Americans are spending 17 percent more on groceries than they did four years ago, according to a recent analysis of the spending behaviors of millions of Mint.com account holders. Households spent an average $316 a month in groceries in the first quarter of this year, compared to $269 in the same period of 2009, a CNNMoney story reported.
Choosing healthy foods is not only better for us, but they can be more economical, according to the U.S. Department of Agriculture's site ChooseMyPlate.gov.
The site emphasizes the importance of the three P's – plan, purchase and prepare – when it comes to eating healthy on a budget. In addition to meal plans and recipes, ChooseMyPlate.gov offers tips on getting the most bang for your grocery buck:

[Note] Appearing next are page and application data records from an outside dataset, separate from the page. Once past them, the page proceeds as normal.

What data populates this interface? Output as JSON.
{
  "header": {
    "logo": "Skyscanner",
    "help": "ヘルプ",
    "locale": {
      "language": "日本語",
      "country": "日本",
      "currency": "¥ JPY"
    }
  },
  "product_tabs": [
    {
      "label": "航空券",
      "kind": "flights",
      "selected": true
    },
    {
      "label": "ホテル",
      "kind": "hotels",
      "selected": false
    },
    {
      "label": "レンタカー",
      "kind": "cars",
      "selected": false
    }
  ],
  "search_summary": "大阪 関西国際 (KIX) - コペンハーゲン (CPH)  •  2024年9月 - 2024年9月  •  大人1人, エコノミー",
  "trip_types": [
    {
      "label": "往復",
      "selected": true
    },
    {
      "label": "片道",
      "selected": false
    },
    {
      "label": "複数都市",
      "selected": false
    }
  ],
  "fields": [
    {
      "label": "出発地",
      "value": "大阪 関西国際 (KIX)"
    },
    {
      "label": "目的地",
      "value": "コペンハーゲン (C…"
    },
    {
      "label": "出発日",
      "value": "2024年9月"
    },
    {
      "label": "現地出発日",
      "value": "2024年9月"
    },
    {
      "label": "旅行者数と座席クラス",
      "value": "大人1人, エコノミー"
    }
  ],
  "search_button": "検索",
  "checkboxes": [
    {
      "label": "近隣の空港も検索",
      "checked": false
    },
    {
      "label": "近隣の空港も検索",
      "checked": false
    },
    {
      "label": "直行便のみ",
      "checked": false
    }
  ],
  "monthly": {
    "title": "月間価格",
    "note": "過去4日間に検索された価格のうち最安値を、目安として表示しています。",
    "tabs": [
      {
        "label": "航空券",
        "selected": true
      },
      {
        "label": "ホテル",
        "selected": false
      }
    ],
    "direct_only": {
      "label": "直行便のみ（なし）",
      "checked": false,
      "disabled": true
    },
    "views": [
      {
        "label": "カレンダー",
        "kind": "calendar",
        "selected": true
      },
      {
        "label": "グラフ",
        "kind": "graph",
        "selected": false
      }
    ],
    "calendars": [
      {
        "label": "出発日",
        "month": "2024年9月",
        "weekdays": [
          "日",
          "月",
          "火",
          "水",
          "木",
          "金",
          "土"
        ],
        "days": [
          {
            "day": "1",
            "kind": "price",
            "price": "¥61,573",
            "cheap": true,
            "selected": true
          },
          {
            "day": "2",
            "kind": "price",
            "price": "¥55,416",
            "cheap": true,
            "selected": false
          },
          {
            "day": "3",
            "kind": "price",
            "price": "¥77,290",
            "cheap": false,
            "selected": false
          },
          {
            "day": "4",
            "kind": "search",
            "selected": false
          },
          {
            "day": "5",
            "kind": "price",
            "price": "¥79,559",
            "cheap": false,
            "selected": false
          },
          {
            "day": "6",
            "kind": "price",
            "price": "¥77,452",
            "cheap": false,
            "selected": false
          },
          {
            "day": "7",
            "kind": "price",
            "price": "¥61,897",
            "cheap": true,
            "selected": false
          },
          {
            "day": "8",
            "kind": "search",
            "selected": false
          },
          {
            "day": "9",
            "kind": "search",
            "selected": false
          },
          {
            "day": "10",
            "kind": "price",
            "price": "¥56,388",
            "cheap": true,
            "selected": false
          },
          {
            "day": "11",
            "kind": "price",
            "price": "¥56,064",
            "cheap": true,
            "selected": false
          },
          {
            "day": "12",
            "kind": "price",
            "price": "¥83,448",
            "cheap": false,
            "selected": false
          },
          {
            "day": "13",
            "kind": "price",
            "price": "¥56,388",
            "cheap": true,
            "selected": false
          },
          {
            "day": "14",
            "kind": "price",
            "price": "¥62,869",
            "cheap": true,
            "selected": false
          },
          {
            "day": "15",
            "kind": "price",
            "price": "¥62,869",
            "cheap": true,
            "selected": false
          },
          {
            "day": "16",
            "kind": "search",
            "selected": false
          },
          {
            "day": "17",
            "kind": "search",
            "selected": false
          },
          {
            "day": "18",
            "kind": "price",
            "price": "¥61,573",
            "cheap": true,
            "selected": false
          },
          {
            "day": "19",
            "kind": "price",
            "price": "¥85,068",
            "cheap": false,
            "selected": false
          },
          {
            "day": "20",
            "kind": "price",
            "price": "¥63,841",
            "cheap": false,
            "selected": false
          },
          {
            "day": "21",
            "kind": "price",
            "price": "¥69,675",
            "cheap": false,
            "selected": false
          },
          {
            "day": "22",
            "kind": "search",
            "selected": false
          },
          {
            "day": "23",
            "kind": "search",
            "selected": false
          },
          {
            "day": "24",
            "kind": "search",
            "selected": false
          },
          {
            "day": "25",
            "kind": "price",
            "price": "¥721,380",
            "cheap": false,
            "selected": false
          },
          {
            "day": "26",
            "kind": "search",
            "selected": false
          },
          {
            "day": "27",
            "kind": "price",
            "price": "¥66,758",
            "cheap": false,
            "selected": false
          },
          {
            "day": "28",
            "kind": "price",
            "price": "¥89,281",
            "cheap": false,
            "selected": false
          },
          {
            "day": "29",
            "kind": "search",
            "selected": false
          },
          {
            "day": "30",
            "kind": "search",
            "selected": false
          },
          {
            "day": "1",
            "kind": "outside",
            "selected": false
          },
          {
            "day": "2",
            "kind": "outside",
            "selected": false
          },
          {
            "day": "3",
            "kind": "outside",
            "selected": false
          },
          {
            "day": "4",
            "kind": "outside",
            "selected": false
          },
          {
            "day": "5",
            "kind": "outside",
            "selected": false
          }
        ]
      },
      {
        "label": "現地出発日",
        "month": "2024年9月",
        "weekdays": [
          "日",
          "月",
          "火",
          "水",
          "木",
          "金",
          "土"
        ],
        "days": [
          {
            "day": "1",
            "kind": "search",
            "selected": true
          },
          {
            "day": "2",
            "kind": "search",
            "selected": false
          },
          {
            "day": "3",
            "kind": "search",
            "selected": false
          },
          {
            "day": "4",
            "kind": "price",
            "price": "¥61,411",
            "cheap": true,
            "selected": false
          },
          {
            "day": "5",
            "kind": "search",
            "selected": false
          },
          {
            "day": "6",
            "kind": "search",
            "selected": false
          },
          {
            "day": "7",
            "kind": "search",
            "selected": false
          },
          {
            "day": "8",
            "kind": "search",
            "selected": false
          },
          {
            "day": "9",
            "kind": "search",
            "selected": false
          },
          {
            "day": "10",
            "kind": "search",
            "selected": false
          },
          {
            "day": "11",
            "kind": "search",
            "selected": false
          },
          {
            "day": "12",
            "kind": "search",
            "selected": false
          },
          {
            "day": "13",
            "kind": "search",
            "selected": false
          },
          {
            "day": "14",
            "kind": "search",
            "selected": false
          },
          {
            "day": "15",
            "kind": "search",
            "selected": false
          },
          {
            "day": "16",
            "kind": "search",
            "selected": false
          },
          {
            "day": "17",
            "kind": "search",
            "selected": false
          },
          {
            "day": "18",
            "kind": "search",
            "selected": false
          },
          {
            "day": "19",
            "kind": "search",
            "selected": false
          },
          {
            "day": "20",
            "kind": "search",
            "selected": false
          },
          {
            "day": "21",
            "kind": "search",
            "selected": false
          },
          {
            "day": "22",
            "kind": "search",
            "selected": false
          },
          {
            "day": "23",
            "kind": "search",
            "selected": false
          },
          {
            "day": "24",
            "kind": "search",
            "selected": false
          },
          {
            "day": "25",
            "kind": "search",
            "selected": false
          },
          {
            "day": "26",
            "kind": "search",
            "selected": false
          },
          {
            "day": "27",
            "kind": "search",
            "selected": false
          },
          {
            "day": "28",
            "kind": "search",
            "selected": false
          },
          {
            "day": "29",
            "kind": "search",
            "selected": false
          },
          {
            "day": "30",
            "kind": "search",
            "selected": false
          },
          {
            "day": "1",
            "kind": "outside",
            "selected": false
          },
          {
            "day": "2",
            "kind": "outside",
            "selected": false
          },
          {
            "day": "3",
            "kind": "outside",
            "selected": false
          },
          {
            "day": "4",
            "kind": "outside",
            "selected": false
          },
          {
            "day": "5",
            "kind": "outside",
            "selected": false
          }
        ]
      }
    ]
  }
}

- Compare and contrast: Locate the "Unit Price" on the shelf directly below the product. Use it to compare different brands and different sizes of the same brand to determine which is more economical.
- Buy in bulk: It is almost always cheaper to buy foods in bulk. Smart choices are family packs of chicken, steak or fish and larger bags of potatoes and frozen vegetables.
- Buy in season: Buying fruits and vegetables in season can lower the cost and add to the freshness.
- Go back to basics: Convenience foods like frozen dinners, pre-cut vegetables and instant oatmeal will cost you more than if you were to make them from scratch.
- Easy on your wallet: Certain foods are typically low-cost options year-round. Try beans for a less expensive protein food. For vegetables, buy carrots, greens or potatoes. Apples and bananas are good choices for fruit.
By Emily Kittle